Look through the material beneath and copy each line with the word "Contraints".
*** Opening of SOURCE INFORMATION ***
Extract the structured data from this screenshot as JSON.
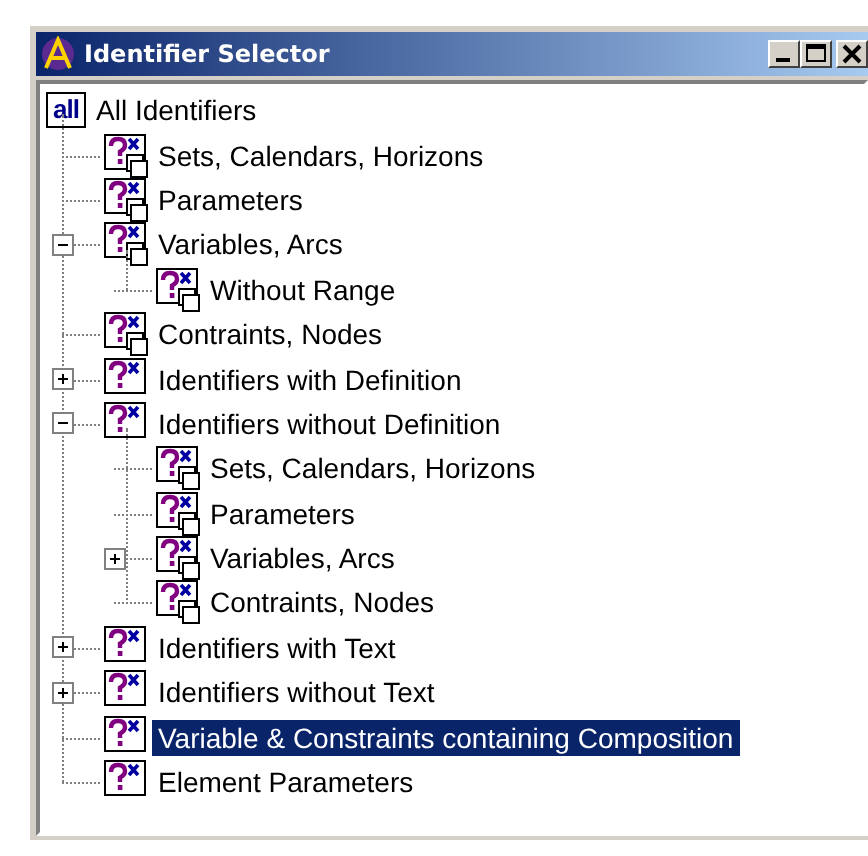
{
  "window": {
    "title": "Identifier Selector"
  },
  "tree": {
    "label": "All Identifiers",
    "icon_text": "all",
    "kind": "root",
    "selected": false,
    "children": [
      {
        "label": "Sets, Calendars, Horizons",
        "kind": "typed",
        "selected": false
      },
      {
        "label": "Parameters",
        "kind": "typed",
        "selected": false
      },
      {
        "label": "Variables, Arcs",
        "kind": "typed",
        "selected": false,
        "expanded": true,
        "children": [
          {
            "label": "Without Range",
            "kind": "typed",
            "selected": false
          }
        ]
      },
      {
        "label": "Contraints, Nodes",
        "kind": "typed",
        "selected": false
      },
      {
        "label": "Identifiers with Definition",
        "kind": "plain",
        "selected": false,
        "expanded": false
      },
      {
        "label": "Identifiers without Definition",
        "kind": "plain",
        "selected": false,
        "expanded": true,
        "children": [
          {
            "label": "Sets, Calendars, Horizons",
            "kind": "typed",
            "selected": false
          },
          {
            "label": "Parameters",
            "kind": "typed",
            "selected": false
          },
          {
            "label": "Variables, Arcs",
            "kind": "typed",
            "selected": false,
            "expanded": false
          },
          {
            "label": "Contraints, Nodes",
            "kind": "typed",
            "selected": false
          }
        ]
      },
      {
        "label": "Identifiers with Text",
        "kind": "plain",
        "selected": false,
        "expanded": false
      },
      {
        "label": "Identifiers without Text",
        "kind": "plain",
        "selected": false,
        "expanded": false
      },
      {
        "label": "Variable & Constraints containing Composition",
        "kind": "plain",
        "selected": true
      },
      {
        "label": "Element Parameters",
        "kind": "plain",
        "selected": false
      }
    ]
  }
}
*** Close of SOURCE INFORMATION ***
▶ _ANSWER FOR THIS EXERCISE_
        "label": "Contraints, Nodes",
            "label": "Contraints, Nodes",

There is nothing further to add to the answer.